The Brackelsberg syllabic typewriter of 1897 is another hallucinogenic creation from the golden age of writing machine design. This one was never mass-produced, but a working prototype was built, and is pictured above in a photograph from Friedrich Müller's Schreibmaschinen und Schriften-Vervielfältigung (1900).
Ernst Wilhelm Brackelsberg, of the Westphalian town of Ohligs, contributed several interesting designs to typewriter history. His Westphalia (1884) was a linear index machine with differential spacing. It was manufactured, but is very rare today. Shortly after patenting the typewriter illustrated above (German patent no. 100532), he patented another syllabic machine (patent no. 103712), this one using more conventional frontstroke typebars. This design is also illustrated in Müller's book, and like its predecessor, it never reached the market.
The basic idea of the 1897 machine was that the types were arranged on several type sectors that swung up and down, each sector carrying about 30 different types. Four such sectors were located side by side in the machine, and could be operated simultaneously--thus, the typist could type four or more characters at once. In principle, you could type syllable-by-syllable, instead of letter-by-letter. The paper and ribbon were hit against the types by a hammer striking from the rear, as on the Hammond (which used a horizontally swinging sector) and quite a few other early writing machines. The prototype had a keyboard with an imposing 132 keys that controlled four type sectors: one with numerals and punctuation marks, one with an upper-case alphabet and the period, and two with lower-case alphabets and the comma.

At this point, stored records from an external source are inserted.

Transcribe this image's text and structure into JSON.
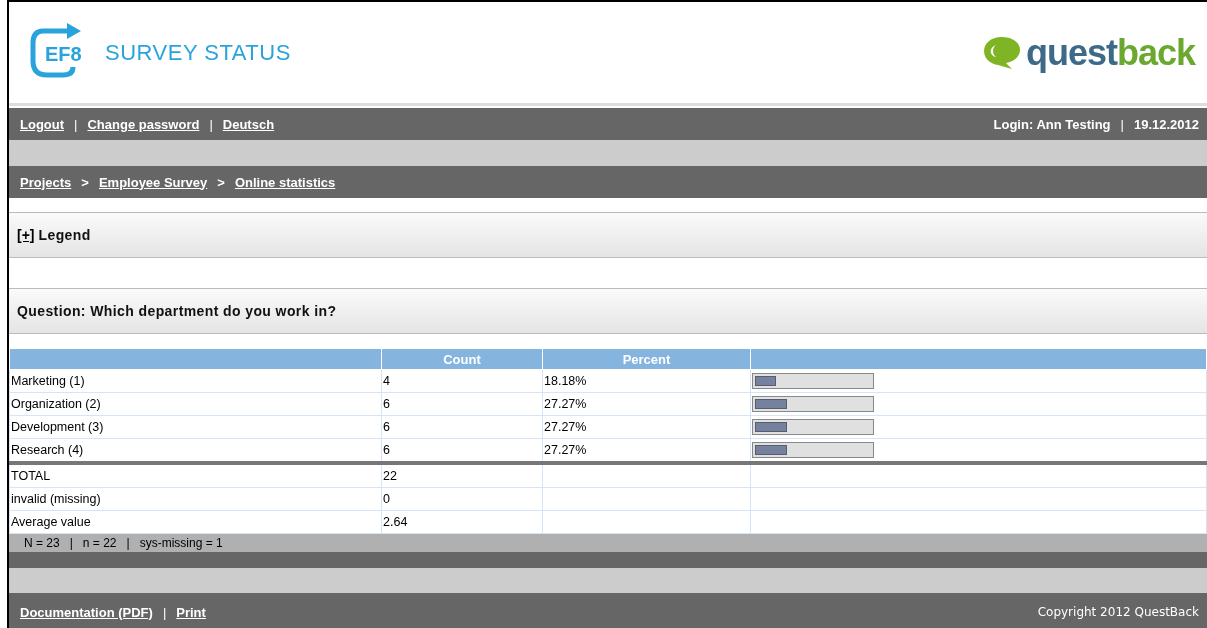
{
  "header": {
    "logo": {
      "mark": "EF8",
      "text": "SURVEY STATUS"
    },
    "brand": {
      "part1": "quest",
      "part2": "back"
    }
  },
  "nav": {
    "links": [
      "Logout",
      "Change password",
      "Deutsch"
    ],
    "separator": "|",
    "login": "Login: Ann Testing",
    "date": "19.12.2012"
  },
  "breadcrumb": {
    "items": [
      "Projects",
      "Employee Survey",
      "Online statistics"
    ],
    "separator": ">"
  },
  "legend": {
    "toggle": "[+]",
    "title": "Legend"
  },
  "question": {
    "title": "Question: Which department do you work in?"
  },
  "table": {
    "columns": [
      "Count",
      "Percent"
    ],
    "rows": [
      {
        "label": "Marketing (1)",
        "count": "4",
        "percent": "18.18%",
        "level": 0.1818
      },
      {
        "label": "Organization (2)",
        "count": "6",
        "percent": "27.27%",
        "level": 0.2727
      },
      {
        "label": "Development (3)",
        "count": "6",
        "percent": "27.27%",
        "level": 0.2727
      },
      {
        "label": "Research (4)",
        "count": "6",
        "percent": "27.27%",
        "level": 0.2727
      }
    ],
    "summary": [
      {
        "label": "TOTAL",
        "value": "22"
      },
      {
        "label": "invalid (missing)",
        "value": "0"
      },
      {
        "label": "Average value",
        "value": "2.64"
      }
    ],
    "stats": [
      "N = 23",
      "n = 22",
      "sys-missing = 1"
    ],
    "stats_separator": "|"
  },
  "footer": {
    "links": [
      "Documentation (PDF)",
      "Print"
    ],
    "separator": "|",
    "copyright": "Copyright 2012 QuestBack"
  }
}
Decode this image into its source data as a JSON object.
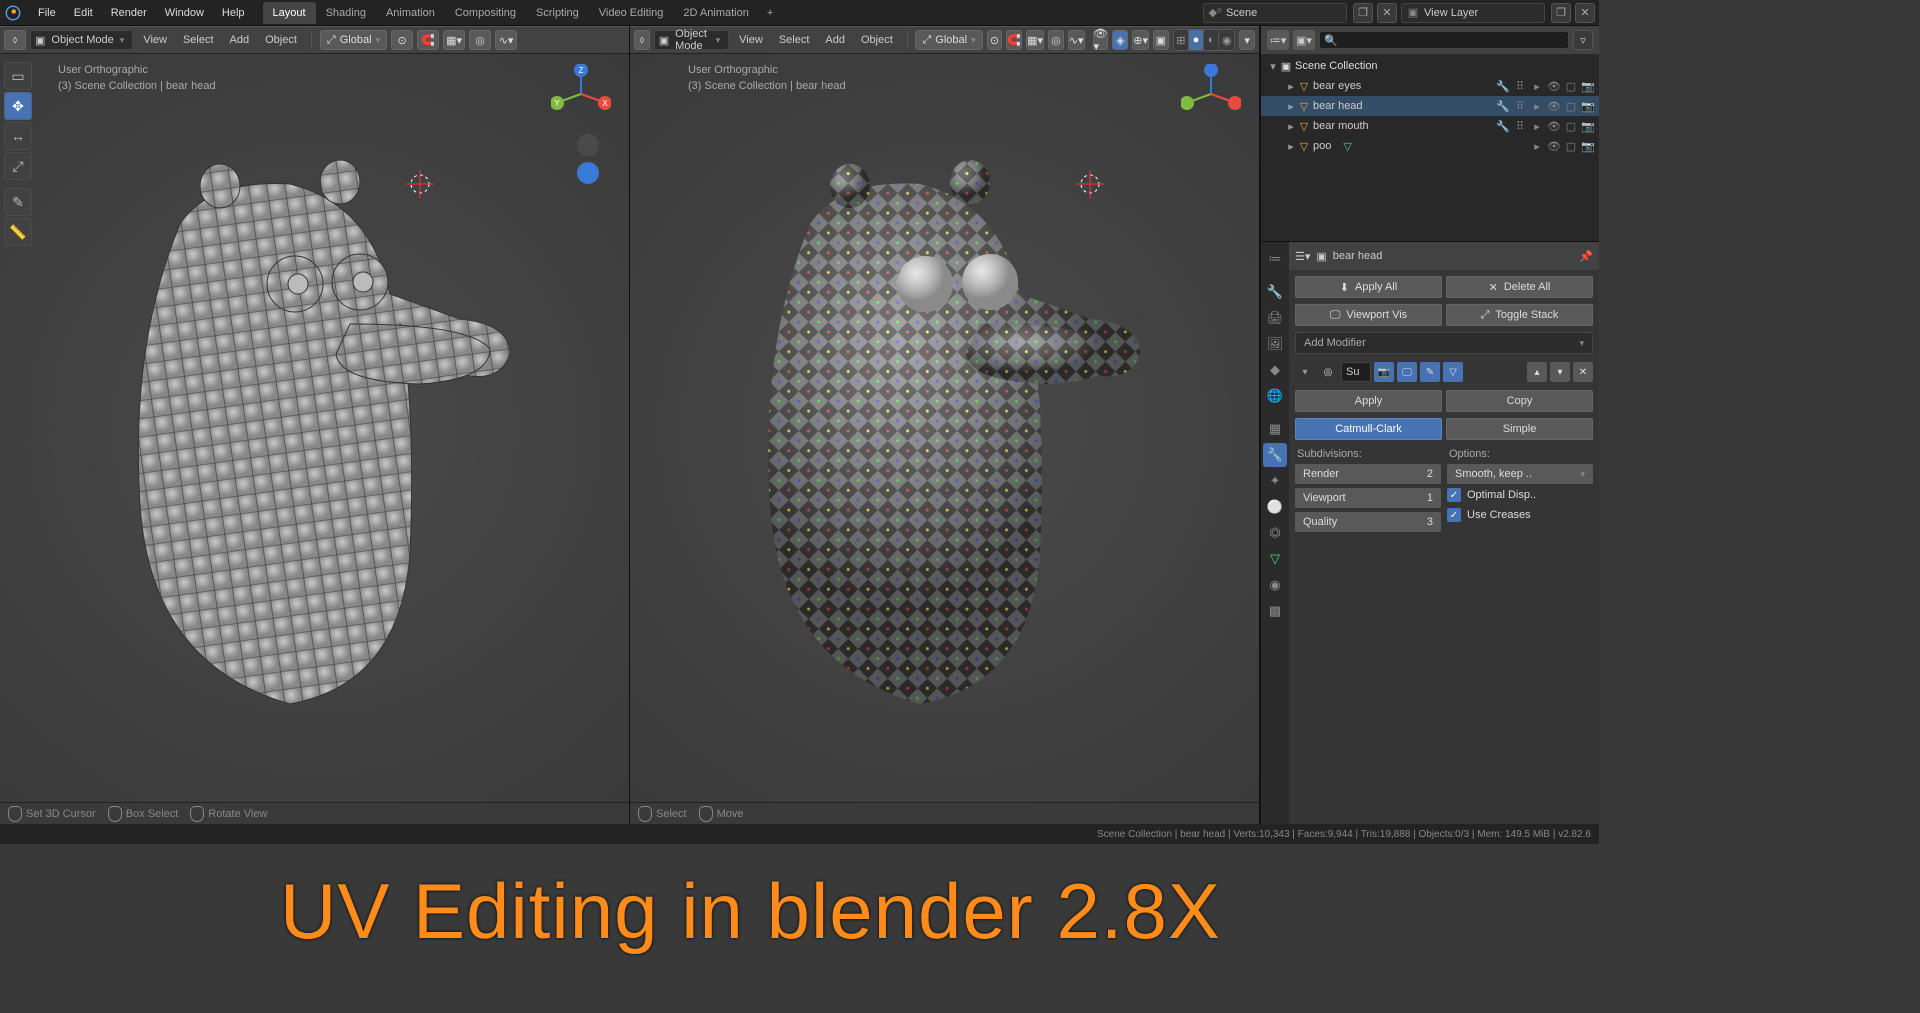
{
  "app": {
    "scene_name": "Scene",
    "view_layer": "View Layer"
  },
  "menu": {
    "file": "File",
    "edit": "Edit",
    "render": "Render",
    "window": "Window",
    "help": "Help"
  },
  "workspaces": [
    "Layout",
    "Shading",
    "Animation",
    "Compositing",
    "Scripting",
    "Video Editing",
    "2D Animation"
  ],
  "viewhdr": {
    "mode": "Object Mode",
    "view": "View",
    "select": "Select",
    "add": "Add",
    "object": "Object",
    "orientation": "Global"
  },
  "viewport": {
    "projection": "User Orthographic",
    "context": "(3) Scene Collection | bear head"
  },
  "toolhints_left": {
    "a": "Set 3D Cursor",
    "b": "Box Select",
    "c": "Rotate View"
  },
  "toolhints_right": {
    "a": "Select",
    "b": "Move"
  },
  "outliner": {
    "collection": "Scene Collection",
    "items": [
      {
        "name": "bear eyes"
      },
      {
        "name": "bear head"
      },
      {
        "name": "bear mouth"
      },
      {
        "name": "poo"
      }
    ]
  },
  "props": {
    "object": "bear head",
    "apply_all": "Apply All",
    "delete_all": "Delete All",
    "viewport_vis": "Viewport Vis",
    "toggle_stack": "Toggle Stack",
    "add_modifier": "Add Modifier",
    "mod_name": "Su",
    "apply": "Apply",
    "copy": "Copy",
    "catmull": "Catmull-Clark",
    "simple": "Simple",
    "subdivisions": "Subdivisions:",
    "options": "Options:",
    "render_lbl": "Render",
    "render_val": "2",
    "viewport_lbl": "Viewport",
    "viewport_val": "1",
    "quality_lbl": "Quality",
    "quality_val": "3",
    "options_sel": "Smooth, keep ..",
    "optimal": "Optimal Disp..",
    "creases": "Use Creases"
  },
  "status": {
    "stats": "Scene Collection | bear head | Verts:10,343 | Faces:9,944 | Tris:19,888 | Objects:0/3 | Mem: 149.5 MiB | v2.82.6"
  },
  "overlay": "UV Editing in blender 2.8X"
}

It looks like a slow and heavy design, but Brackelsberg boasted that his machine was quiet, its writing was always visible, and the syllabic feature would make it fast and convenient. However, this scheme was impractical. As the manufacturers of the Duplex could have told him, the ability to type more than one character at once turns out to be not a time-saving gift to the typist, but a migraine-inducing nightmare.
So was the Brackelsberg a work of genius, or an absurdity? British typewriter historian G. C. Mares writes judiciously in 1909 about typewriter inventions among "the Teutonic people": "Like the French ... many of their earlier efforts were of little practical value, but it must be urged most strongly that even the smallest effort deserves consideration; for each machine, however insignificant as a whole, might possibly have developed or improved some part, even if but a small one, and so aided in arriving at the present highly developed instruments." Amen.